Residential therapy in India and the UK

I am in a country I chose to come to, at a time convenient for me and for reasons I have shared. I am in India to learn. I thought I was coming to be more capable in utilising yoga for psychotherapy. I’m beginning to learn I am here to find out if yoga helps me directly!

The plan was to be apprentice to a particular yoga teacher for the duration of seven weeks, living in the teacher’s house and yoga school and applying every day except Sundays to this agenda.
As it transpired, I was one of two students , the other also trained as a yoga teacher. I was the only female and I am European.

My intention was to be assimilated into as much of ordinary life as possible. Everything I write is subjective and reflective of my own internal psychological processes.

The Daily Routine

We were encouraged to rise by 6am and be in silence until after 8.30am. To do ablution and drink a little water. Then to make an effort to clear, clean and tidy the spaces. A walk outside in fresh air. Return and be in the yoga hall and undertake a sequence of joint mobilisation movements and be fully prepared for the arrival of the teacher at 7am.

With consideration for my own body and limitations, the teacher facilitated gradual changes in strength and flexibility for my hip, knee and ankle. This brought about some physical relief and an optimism that more ease could be attained. The teaching programme was arranged to have three – one hour sessions, this first being entirely at the physical level. That said, the breathing and meditation practices are also for inspiring the transpersonal connectivity. The afternoon and evening hours were about theory and appropriate asana and session construction for clients with anxiety, stress, depression.

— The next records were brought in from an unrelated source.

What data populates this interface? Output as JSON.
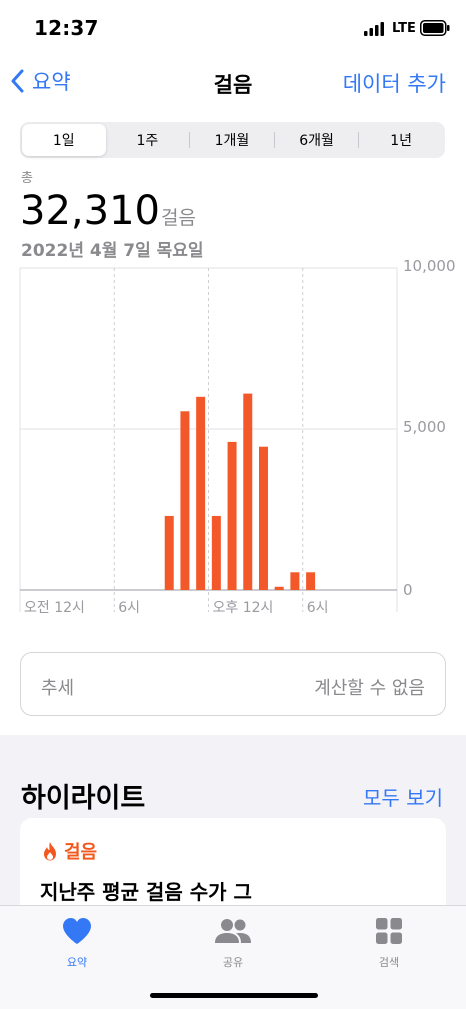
{
  "status_bar": {
    "time": "12:37",
    "network": "LTE"
  },
  "nav": {
    "back_label": "요약",
    "title": "걸음",
    "action_label": "데이터 추가"
  },
  "segments": [
    {
      "label": "1일",
      "selected": true
    },
    {
      "label": "1주",
      "selected": false
    },
    {
      "label": "1개월",
      "selected": false
    },
    {
      "label": "6개월",
      "selected": false
    },
    {
      "label": "1년",
      "selected": false
    }
  ],
  "summary": {
    "label": "총",
    "value": "32,310",
    "unit": "걸음",
    "date": "2022년 4월 7일 목요일"
  },
  "colors": {
    "accent": "#3478f6",
    "bar": "#f2582a",
    "highlight": "#f2581e"
  },
  "chart_data": {
    "type": "bar",
    "categories": [
      "0",
      "1",
      "2",
      "3",
      "4",
      "5",
      "6",
      "7",
      "8",
      "9",
      "10",
      "11",
      "12",
      "13",
      "14",
      "15",
      "16",
      "17",
      "18",
      "19",
      "20",
      "21",
      "22",
      "23"
    ],
    "values": [
      0,
      0,
      0,
      0,
      0,
      0,
      0,
      0,
      0,
      2300,
      5550,
      6000,
      2300,
      4600,
      6100,
      4450,
      100,
      550,
      550,
      0,
      0,
      0,
      0,
      0
    ],
    "xticks": [
      "오전 12시",
      "6시",
      "오후 12시",
      "6시"
    ],
    "yticks": [
      "10,000",
      "5,000",
      "0"
    ],
    "ylim": [
      0,
      10000
    ],
    "grid": true
  },
  "trend": {
    "label": "추세",
    "value": "계산할 수 없음"
  },
  "highlights": {
    "title": "하이라이트",
    "show_all": "모두 보기",
    "card": {
      "category": "걸음",
      "icon": "flame-icon",
      "text": "지난주 평균 걸음 수가 그"
    }
  },
  "tabs": [
    {
      "label": "요약",
      "icon": "heart-icon",
      "active": true
    },
    {
      "label": "공유",
      "icon": "people-icon",
      "active": false
    },
    {
      "label": "검색",
      "icon": "grid-icon",
      "active": false
    }
  ]
}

Eating at prescribed timings, a suggested total two of meals a day, Indian vegan food unspiced and unseasoned, cooked for me was acceptable in wanting to feel the potential benefits. Although I have not the technique, the effective manner of eating is with the fingers. I understand there is practicality and symbolism for each of the fingers and why this is preferable to cutlery. For comfort, the tradition is to eat floor based. Obviously caffeine and alcohol free.

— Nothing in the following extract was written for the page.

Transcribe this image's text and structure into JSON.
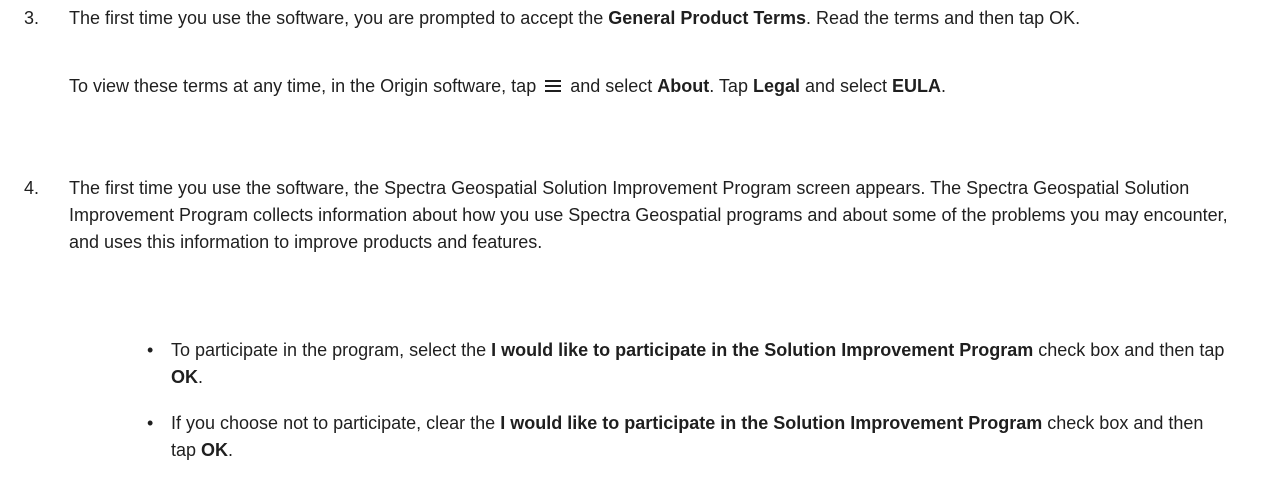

Bedtime was suggested as lights out 10pm. Time between yoga classes was suggested for writing up and further study and we could at any point go out and into town.

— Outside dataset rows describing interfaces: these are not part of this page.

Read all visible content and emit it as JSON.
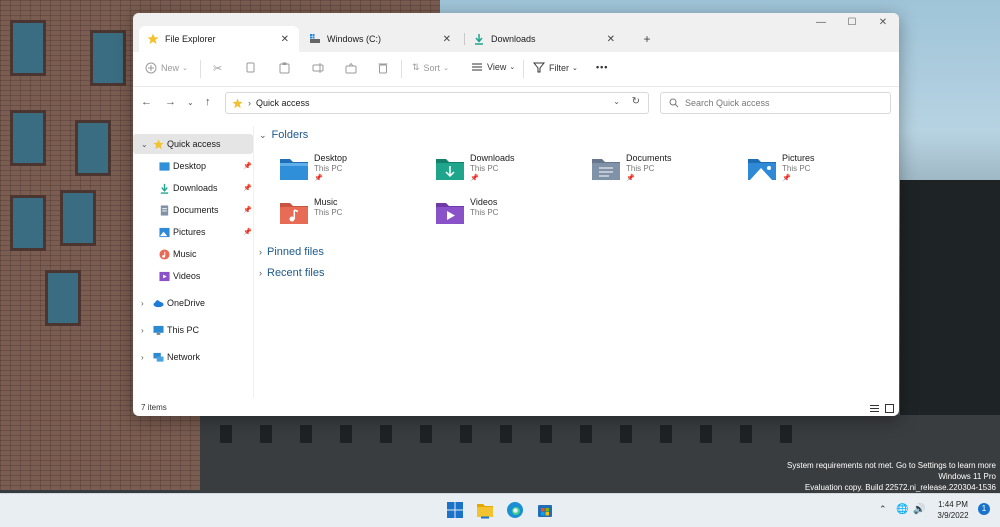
{
  "window": {
    "tabs": [
      {
        "label": "File Explorer",
        "icon": "star-icon"
      },
      {
        "label": "Windows (C:)",
        "icon": "drive-icon"
      },
      {
        "label": "Downloads",
        "icon": "download-icon"
      }
    ],
    "new_tab_glyph": "+",
    "controls": {
      "minimize": "—",
      "maximize": "☐",
      "close": "✕"
    }
  },
  "toolbar": {
    "new": "New",
    "sort": "Sort",
    "view": "View",
    "filter": "Filter",
    "more": "•••"
  },
  "address": {
    "path": "Quick access",
    "search_placeholder": "Search Quick access"
  },
  "sidebar": {
    "items": [
      {
        "label": "Quick access",
        "icon": "star-icon",
        "pinned": false
      },
      {
        "label": "Desktop",
        "icon": "desktop-folder-icon",
        "pinned": true
      },
      {
        "label": "Downloads",
        "icon": "download-icon",
        "pinned": true
      },
      {
        "label": "Documents",
        "icon": "documents-icon",
        "pinned": true
      },
      {
        "label": "Pictures",
        "icon": "pictures-icon",
        "pinned": true
      },
      {
        "label": "Music",
        "icon": "music-icon",
        "pinned": false
      },
      {
        "label": "Videos",
        "icon": "videos-icon",
        "pinned": false
      },
      {
        "label": "OneDrive",
        "icon": "cloud-icon",
        "pinned": false
      },
      {
        "label": "This PC",
        "icon": "pc-icon",
        "pinned": false
      },
      {
        "label": "Network",
        "icon": "network-icon",
        "pinned": false
      }
    ]
  },
  "content": {
    "folders_heading": "Folders",
    "folders": [
      {
        "name": "Desktop",
        "location": "This PC",
        "pinned": true,
        "color": "#2f8fd8"
      },
      {
        "name": "Downloads",
        "location": "This PC",
        "pinned": true,
        "color": "#1ea58c"
      },
      {
        "name": "Documents",
        "location": "This PC",
        "pinned": true,
        "color": "#8092a8"
      },
      {
        "name": "Pictures",
        "location": "This PC",
        "pinned": true,
        "color": "#2e8ad6"
      },
      {
        "name": "Music",
        "location": "This PC",
        "pinned": false,
        "color": "#e86b55"
      },
      {
        "name": "Videos",
        "location": "This PC",
        "pinned": false,
        "color": "#8a52c9"
      }
    ],
    "pinned_files": "Pinned files",
    "recent_files": "Recent files"
  },
  "status": {
    "items_count": "7 items"
  },
  "watermark": {
    "line1": "System requirements not met. Go to Settings to learn more",
    "line2": "Windows 11 Pro",
    "line3": "Evaluation copy. Build 22572.ni_release.220304-1536"
  },
  "taskbar": {
    "time": "1:44 PM",
    "date": "3/9/2022",
    "notifications": "1"
  },
  "colors": {
    "accent": "#1d5a8c",
    "folder_yellow": "#f2c231"
  }
}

I soaked and washed my clothes in a bucket and used the water for cleaning the bathroom . I learned that the hose adjacent to all toilets is for cleaning the body and therefore in a warm climate toilet tissue is unnecessary.

I have become accustomed to the very limited supply of heated water and whilst I am reluctant at first, I get on with hair washing and showering in any water at the time. I bought Ayurvedic products locally.

Comparisons to Residential Therapy in the UK

I have a retreat in North Wales, Anglesey. This is for clients to come and be in therapy sessions and workshops. Also to visit the beach for mindfulness activity, yoga or recreation. Clients can choose to be resident and stay overnight. I do not eat or sleep in the retreat property with clients present. This was and is a conscious personal decision for professional reasons, in the service of the client.

I have as a therapy client and also as a student and professional therapist stayed in residential (experiences) and yoga ashrams and ‘lived’ alongside peers, therapists, tutors. The arrangements for obvious and explicit separationĀ of communal times fromĀ time spent alone are factors which may provide orientation and boundary for everyone’s comfort and psychological and physical safety.

Residential Yoga in India

Initially and as planned, I lived and studied within the house and yoga school of the teacher. It is a different way of being when only three present (essentially living together) and the tensions that I noticed within myself were minor at the beginning. I determined the ‘niggling’ thoughts to be about my adaptation.

However, there are cultural and societal, personal and professional ways of thinking and behaving that need consideration. Within my own, Western European , female Sex and gender living as a woman and the complex dynamics of authority, power and charisma in teacher / student client roles I personally would not repeat or recommend anyone to study this way because of the intensity.

Distractions and attractions, human needs and desires, working at levels of non verbal and subconscious realms whilst being in an environment as adults and sharing prolonged periods of time and conversation outside of the ‘teaching’ environment can and did create stressors unnecessary and unhelpful to my process of learning about yoga.

So the adventure unfolds.

Share This